Several of these colleagues have become exasperated with Haider’s frequent exploitation of xenophobia for political gain. Heide Schmidt, who quit the Freedom Party in 1993 to co-found the Liberal Forum, was particularly incensed when Haider backed a measure that would have required schools to segregate students on the basis of their country of origin and native tongue without consideration of their knowledge of German. Haider justified the proposal as a means of preserving Austrian identity.
Zöchling writes that Haider is “hard to pin down because at some point every popular opinion finds a home with him. He’s an outlaw who stands up to the establishment. He likes to see himself as a victim of circumstance who at one time or another has felt he has been treated like a Kurd, a Palestinian, or even a Jew.” Rather than see Haider as a neo-Nazi ideologue or as having any kind of coherent agenda, she concludes that he is a power-hungry opportunist who wields envy, dissatisfaction, and frustration to advance himself. At the same time, he is never far removed from the terrain that nourished fascism. “He has a talent to create modern variants out of the old strands” of popular sentiment and national chauvinism that gave birth to the Third Reich, Zöchling says.
The biography was well reviewed in Austria, where the popular daily newspaper Kurier praised its “craftsmanly precision, intellectual passion and linguistic sensitivity.” Yet, published on the eve of last autumn’s elections, its findings appear to have had little impact on Haider’s ability to steadily enlarge his electoral base.
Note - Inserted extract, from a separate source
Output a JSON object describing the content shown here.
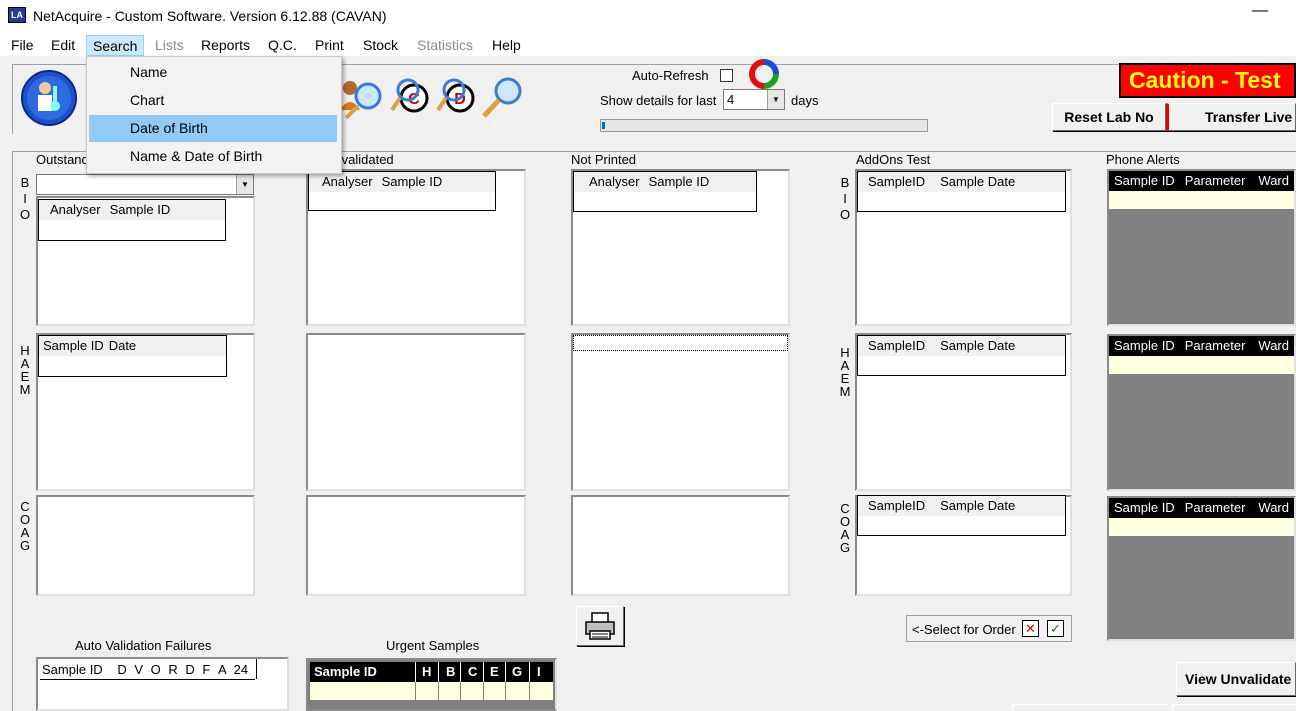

And, although the book is compelling, it falls short of being a definitive work. While Zöchling managed to probe relatives about Haider’s youth, his adult family life proved harder to penetrate, leaving something of a gap in the narrative. But the book offers important clues to understanding the Freedom Party’s rise, making it clear that although Haider is not a purely local phenomenon, he has uniquely Austrian roots. If Europeans who oppose Haider fail to devise an adequate response to his vote-getting approach, other biographers in different countries may soon be following in Zöchling’s tracks.